══ Provided entries ══

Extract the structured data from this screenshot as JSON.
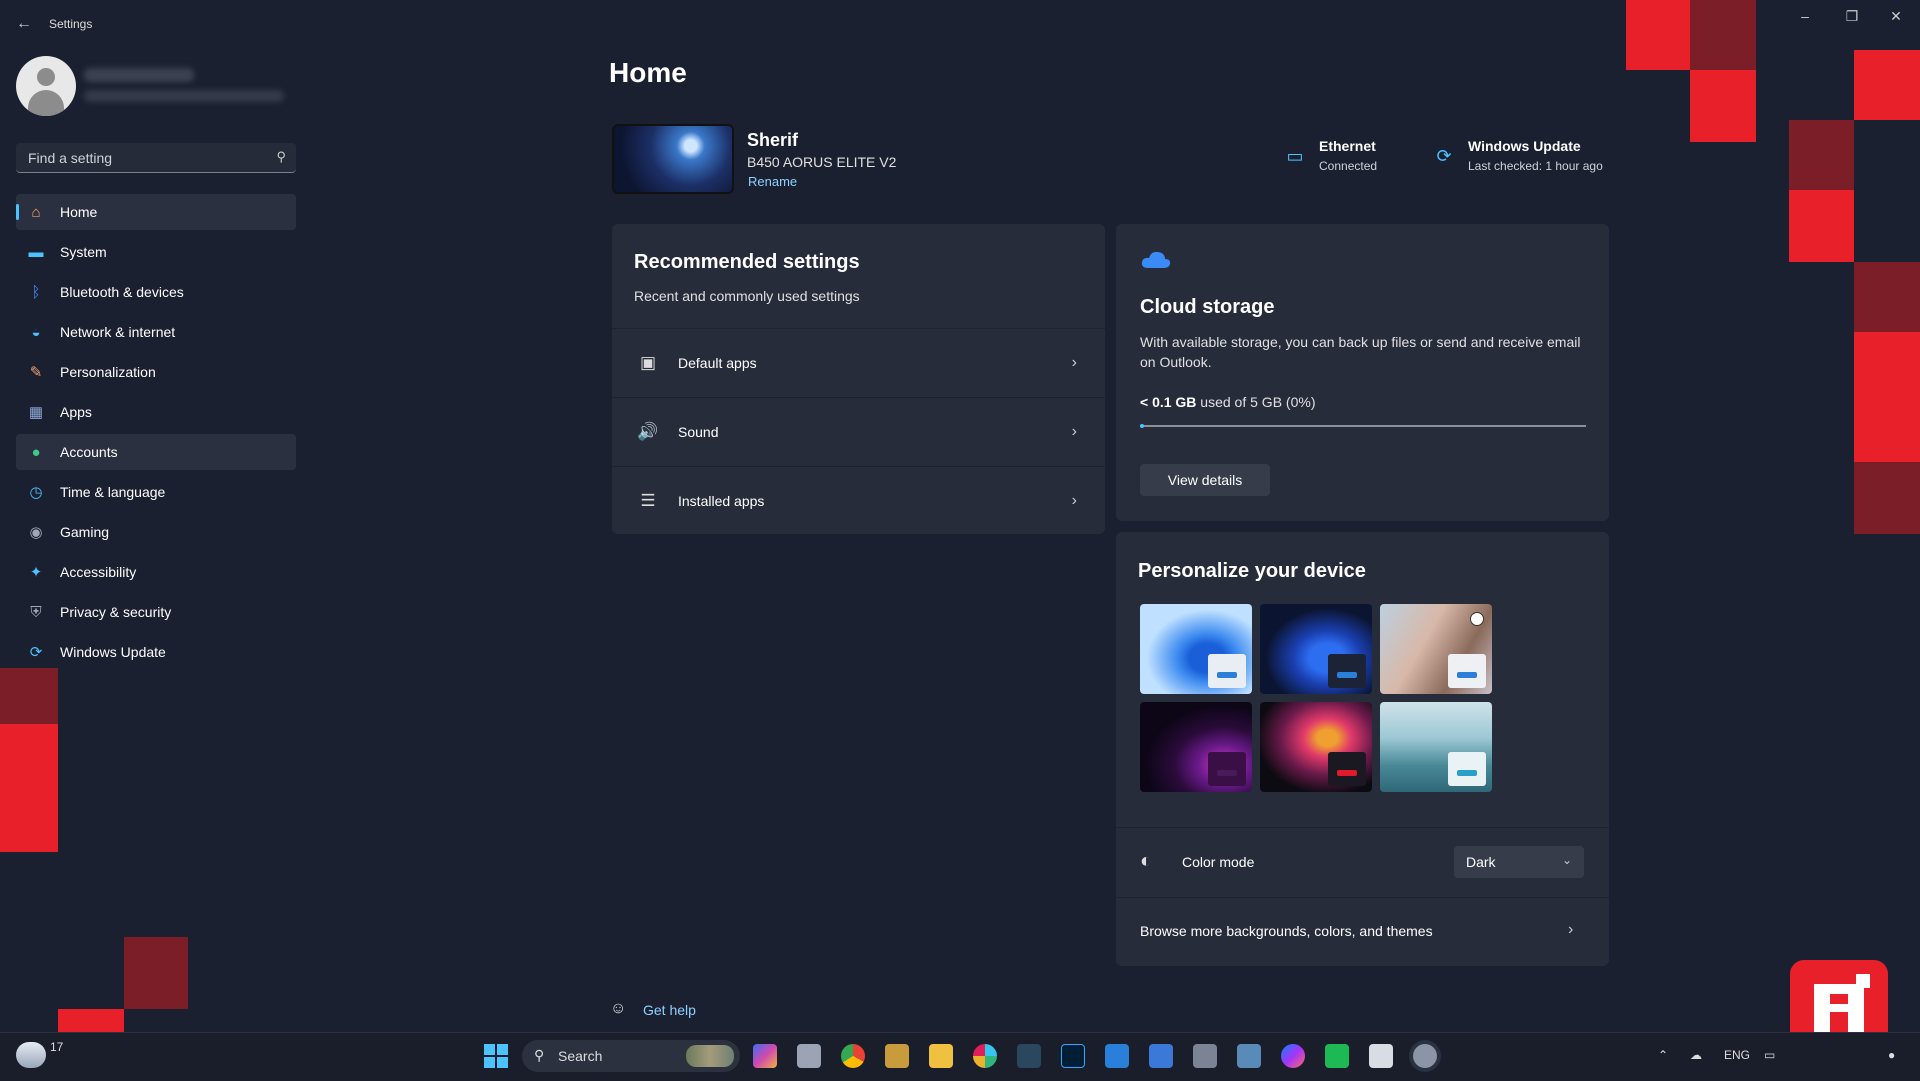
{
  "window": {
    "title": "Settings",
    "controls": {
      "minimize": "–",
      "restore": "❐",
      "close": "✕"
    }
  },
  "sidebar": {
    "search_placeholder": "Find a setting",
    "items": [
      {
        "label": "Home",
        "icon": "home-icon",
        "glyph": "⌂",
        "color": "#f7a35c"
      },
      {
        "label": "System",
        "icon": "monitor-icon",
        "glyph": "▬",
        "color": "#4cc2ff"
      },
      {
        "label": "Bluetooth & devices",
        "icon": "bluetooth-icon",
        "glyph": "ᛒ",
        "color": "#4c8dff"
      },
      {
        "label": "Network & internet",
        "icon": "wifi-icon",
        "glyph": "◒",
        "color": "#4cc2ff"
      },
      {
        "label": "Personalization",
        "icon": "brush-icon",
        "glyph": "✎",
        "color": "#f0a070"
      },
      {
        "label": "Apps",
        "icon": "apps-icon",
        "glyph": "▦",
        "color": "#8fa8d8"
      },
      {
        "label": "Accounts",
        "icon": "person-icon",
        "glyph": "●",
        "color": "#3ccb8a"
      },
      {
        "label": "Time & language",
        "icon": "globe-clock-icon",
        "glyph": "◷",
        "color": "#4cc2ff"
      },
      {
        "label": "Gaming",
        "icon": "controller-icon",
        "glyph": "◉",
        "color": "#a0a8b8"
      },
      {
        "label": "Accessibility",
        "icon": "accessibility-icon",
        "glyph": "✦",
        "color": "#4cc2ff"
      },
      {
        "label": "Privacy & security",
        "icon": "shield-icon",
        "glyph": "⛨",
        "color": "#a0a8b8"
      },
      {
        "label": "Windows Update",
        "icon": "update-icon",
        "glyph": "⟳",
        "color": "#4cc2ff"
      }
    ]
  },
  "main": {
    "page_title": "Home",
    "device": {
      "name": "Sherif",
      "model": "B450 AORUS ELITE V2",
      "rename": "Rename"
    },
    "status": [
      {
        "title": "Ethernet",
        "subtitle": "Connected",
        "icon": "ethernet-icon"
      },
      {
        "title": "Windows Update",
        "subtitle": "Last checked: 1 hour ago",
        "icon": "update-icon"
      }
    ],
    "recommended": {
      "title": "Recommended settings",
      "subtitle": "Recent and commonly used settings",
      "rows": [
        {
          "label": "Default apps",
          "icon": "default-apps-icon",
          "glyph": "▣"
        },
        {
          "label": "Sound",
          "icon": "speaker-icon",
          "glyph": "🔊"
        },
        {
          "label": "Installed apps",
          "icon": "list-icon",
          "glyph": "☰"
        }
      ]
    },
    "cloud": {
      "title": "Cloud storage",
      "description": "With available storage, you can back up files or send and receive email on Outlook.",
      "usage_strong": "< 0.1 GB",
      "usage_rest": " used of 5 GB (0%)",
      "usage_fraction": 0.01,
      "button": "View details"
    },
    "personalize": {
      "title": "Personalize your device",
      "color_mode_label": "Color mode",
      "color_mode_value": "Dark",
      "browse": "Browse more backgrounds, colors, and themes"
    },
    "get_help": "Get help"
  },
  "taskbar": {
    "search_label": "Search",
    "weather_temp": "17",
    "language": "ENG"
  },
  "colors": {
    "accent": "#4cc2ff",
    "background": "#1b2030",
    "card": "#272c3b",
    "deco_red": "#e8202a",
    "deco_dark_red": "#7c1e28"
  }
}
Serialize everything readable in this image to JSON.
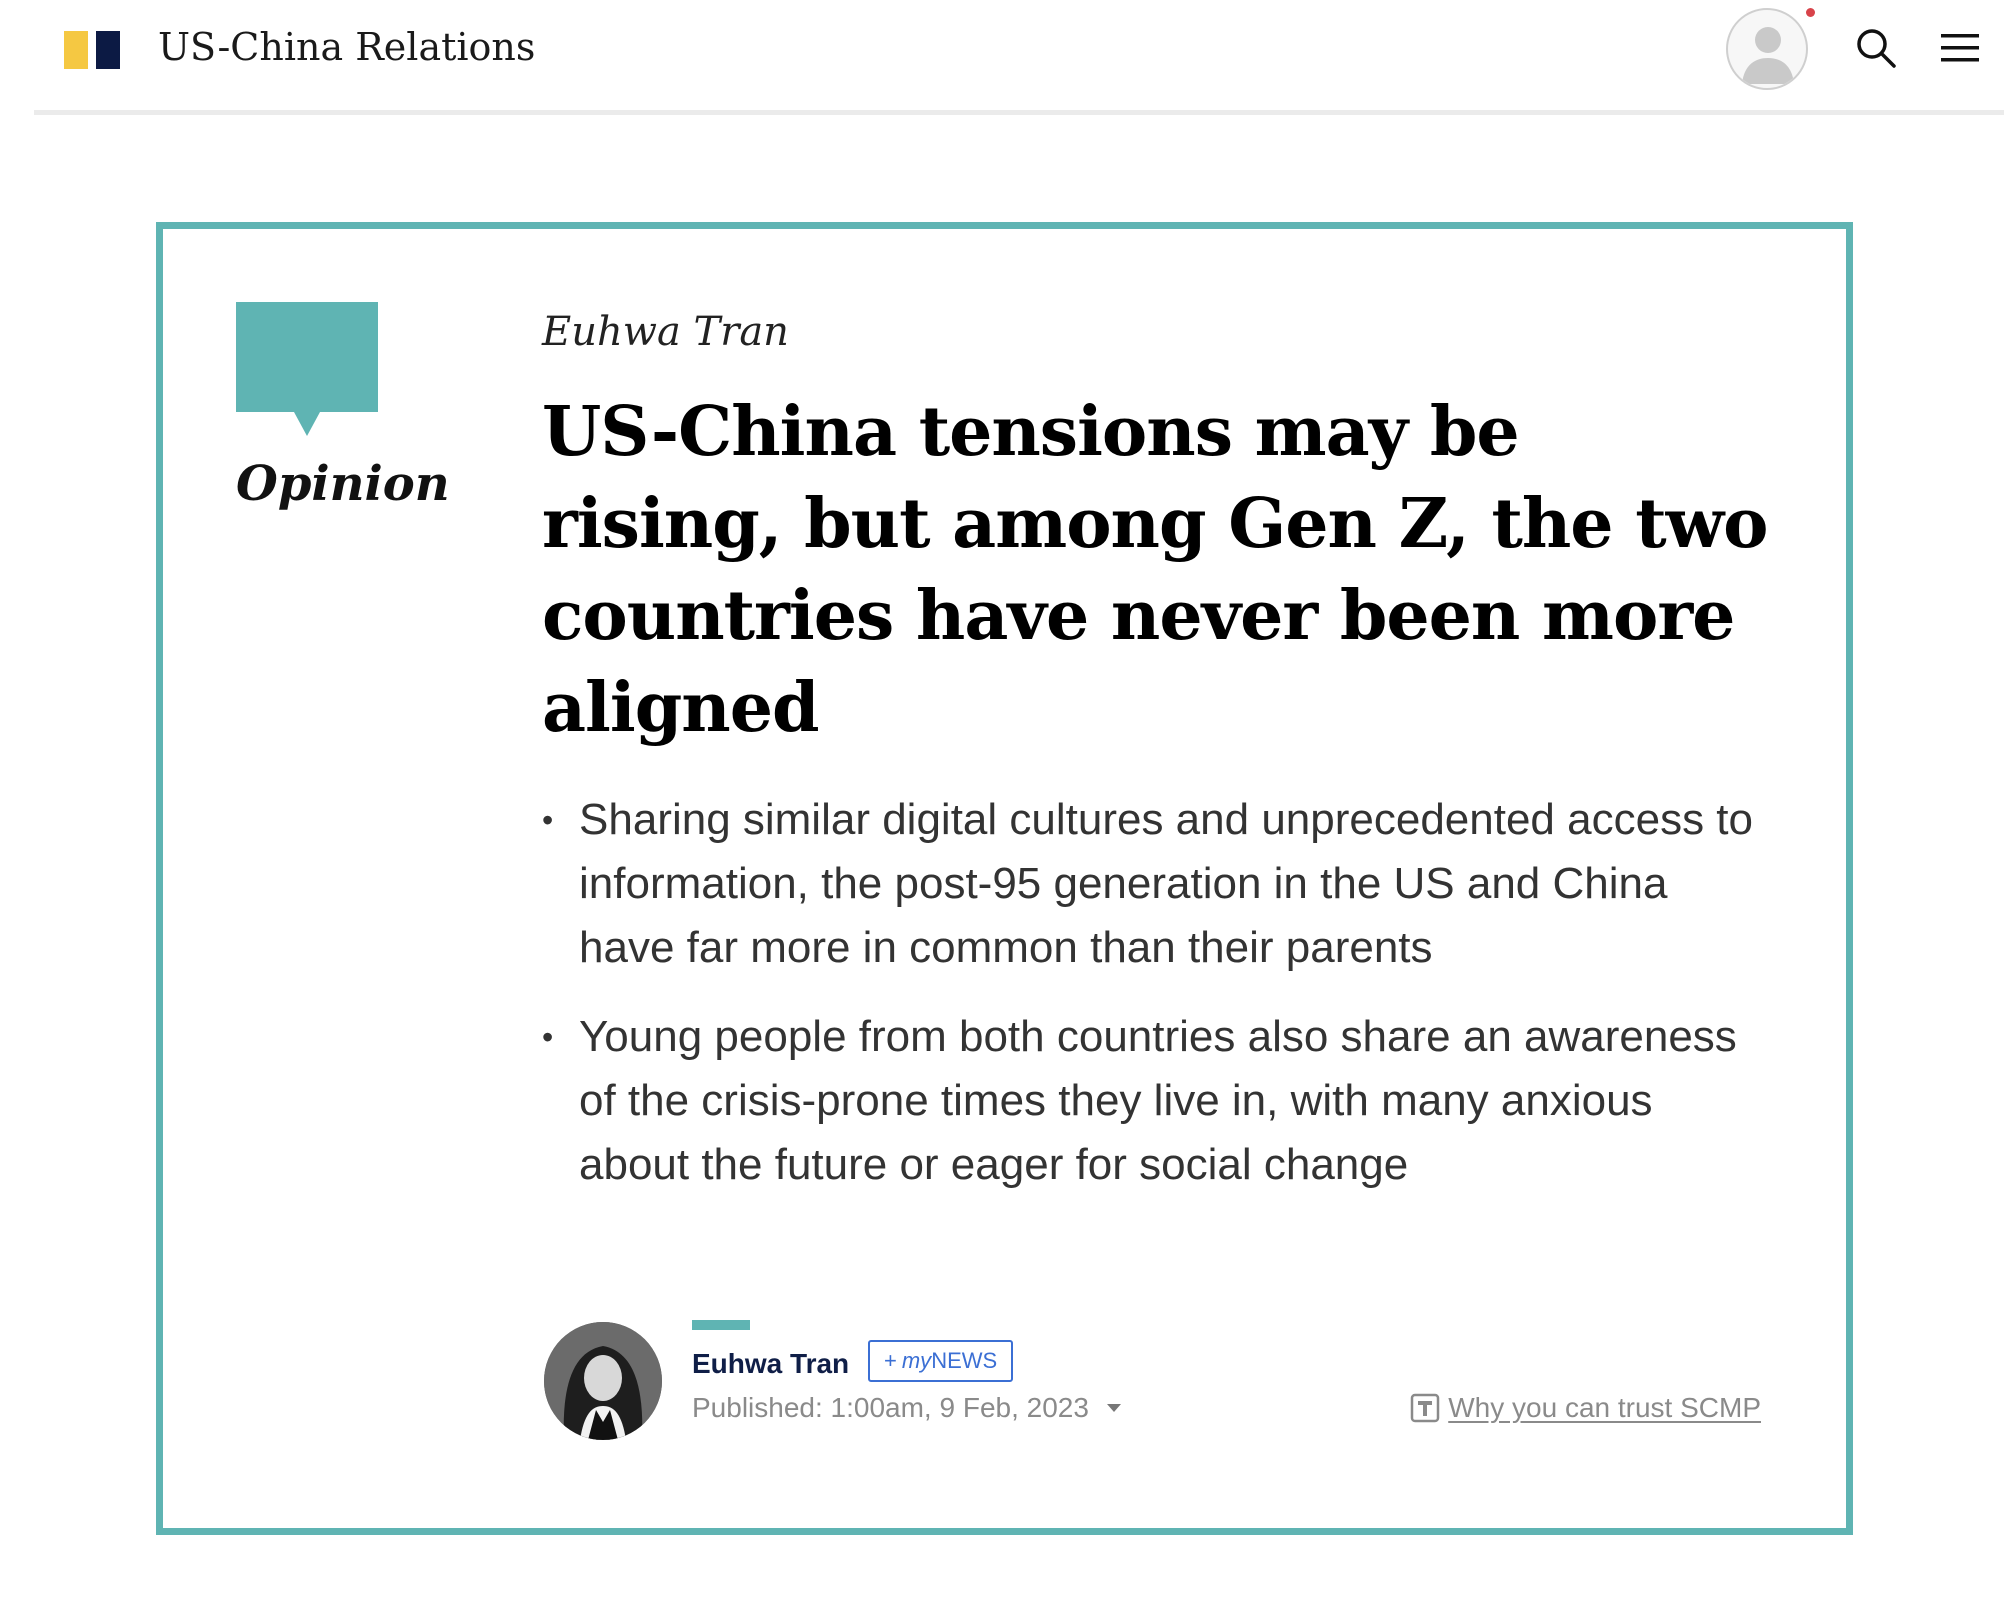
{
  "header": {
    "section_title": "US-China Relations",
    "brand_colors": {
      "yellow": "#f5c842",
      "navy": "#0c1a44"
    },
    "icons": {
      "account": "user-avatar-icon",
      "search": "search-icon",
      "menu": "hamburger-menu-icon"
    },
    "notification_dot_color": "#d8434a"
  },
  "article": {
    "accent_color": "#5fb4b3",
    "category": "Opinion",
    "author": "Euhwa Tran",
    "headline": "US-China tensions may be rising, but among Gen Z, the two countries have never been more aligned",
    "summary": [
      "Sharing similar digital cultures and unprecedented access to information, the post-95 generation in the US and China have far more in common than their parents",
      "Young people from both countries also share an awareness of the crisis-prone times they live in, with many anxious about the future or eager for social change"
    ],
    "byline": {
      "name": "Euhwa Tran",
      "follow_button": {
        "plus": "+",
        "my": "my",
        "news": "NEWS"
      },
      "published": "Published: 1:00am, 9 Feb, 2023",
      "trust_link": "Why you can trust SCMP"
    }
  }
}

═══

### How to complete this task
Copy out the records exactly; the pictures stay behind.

### Response box
Extract the structured data from this screenshot as JSON.
{
  "window": {
    "title": "Settings",
    "controls": {
      "minimize": "–",
      "restore": "❐",
      "close": "✕"
    }
  },
  "sidebar": {
    "search_placeholder": "Find a setting",
    "items": [
      {
        "label": "Home",
        "icon": "home-icon",
        "glyph": "⌂",
        "color": "#f7a35c"
      },
      {
        "label": "System",
        "icon": "monitor-icon",
        "glyph": "▬",
        "color": "#4cc2ff"
      },
      {
        "label": "Bluetooth & devices",
        "icon": "bluetooth-icon",
        "glyph": "ᛒ",
        "color": "#4c8dff"
      },
      {
        "label": "Network & internet",
        "icon": "wifi-icon",
        "glyph": "◒",
        "color": "#4cc2ff"
      },
      {
        "label": "Personalization",
        "icon": "brush-icon",
        "glyph": "✎",
        "color": "#f0a070"
      },
      {
        "label": "Apps",
        "icon": "apps-icon",
        "glyph": "▦",
        "color": "#8fa8d8"
      },
      {
        "label": "Accounts",
        "icon": "person-icon",
        "glyph": "●",
        "color": "#3ccb8a"
      },
      {
        "label": "Time & language",
        "icon": "globe-clock-icon",
        "glyph": "◷",
        "color": "#4cc2ff"
      },
      {
        "label": "Gaming",
        "icon": "controller-icon",
        "glyph": "◉",
        "color": "#a0a8b8"
      },
      {
        "label": "Accessibility",
        "icon": "accessibility-icon",
        "glyph": "✦",
        "color": "#4cc2ff"
      },
      {
        "label": "Privacy & security",
        "icon": "shield-icon",
        "glyph": "⛨",
        "color": "#a0a8b8"
      },
      {
        "label": "Windows Update",
        "icon": "update-icon",
        "glyph": "⟳",
        "color": "#4cc2ff"
      }
    ]
  },
  "main": {
    "page_title": "Home",
    "device": {
      "name": "Sherif",
      "model": "B450 AORUS ELITE V2",
      "rename": "Rename"
    },
    "status": [
      {
        "title": "Ethernet",
        "subtitle": "Connected",
        "icon": "ethernet-icon"
      },
      {
        "title": "Windows Update",
        "subtitle": "Last checked: 1 hour ago",
        "icon": "update-icon"
      }
    ],
    "recommended": {
      "title": "Recommended settings",
      "subtitle": "Recent and commonly used settings",
      "rows": [
        {
          "label": "Default apps",
          "icon": "default-apps-icon",
          "glyph": "▣"
        },
        {
          "label": "Sound",
          "icon": "speaker-icon",
          "glyph": "🔊"
        },
        {
          "label": "Installed apps",
          "icon": "list-icon",
          "glyph": "☰"
        }
      ]
    },
    "cloud": {
      "title": "Cloud storage",
      "description": "With available storage, you can back up files or send and receive email on Outlook.",
      "usage_strong": "< 0.1 GB",
      "usage_rest": " used of 5 GB (0%)",
      "usage_fraction": 0.01,
      "button": "View details"
    },
    "personalize": {
      "title": "Personalize your device",
      "color_mode_label": "Color mode",
      "color_mode_value": "Dark",
      "browse": "Browse more backgrounds, colors, and themes"
    },
    "get_help": "Get help"
  },
  "taskbar": {
    "search_label": "Search",
    "weather_temp": "17",
    "language": "ENG"
  },
  "colors": {
    "accent": "#4cc2ff",
    "background": "#1b2030",
    "card": "#272c3b",
    "deco_red": "#e8202a",
    "deco_dark_red": "#7c1e28"
  }
}
Serialize everything readable in this image to JSON.
{
  "header": {
    "section_title": "US-China Relations",
    "brand_colors": {
      "yellow": "#f5c842",
      "navy": "#0c1a44"
    },
    "icons": {
      "account": "user-avatar-icon",
      "search": "search-icon",
      "menu": "hamburger-menu-icon"
    },
    "notification_dot_color": "#d8434a"
  },
  "article": {
    "accent_color": "#5fb4b3",
    "category": "Opinion",
    "author": "Euhwa Tran",
    "headline": "US-China tensions may be rising, but among Gen Z, the two countries have never been more aligned",
    "summary": [
      "Sharing similar digital cultures and unprecedented access to information, the post-95 generation in the US and China have far more in common than their parents",
      "Young people from both countries also share an awareness of the crisis-prone times they live in, with many anxious about the future or eager for social change"
    ],
    "byline": {
      "name": "Euhwa Tran",
      "follow_button": {
        "plus": "+",
        "my": "my",
        "news": "NEWS"
      },
      "published": "Published: 1:00am, 9 Feb, 2023",
      "trust_link": "Why you can trust SCMP"
    }
  }
}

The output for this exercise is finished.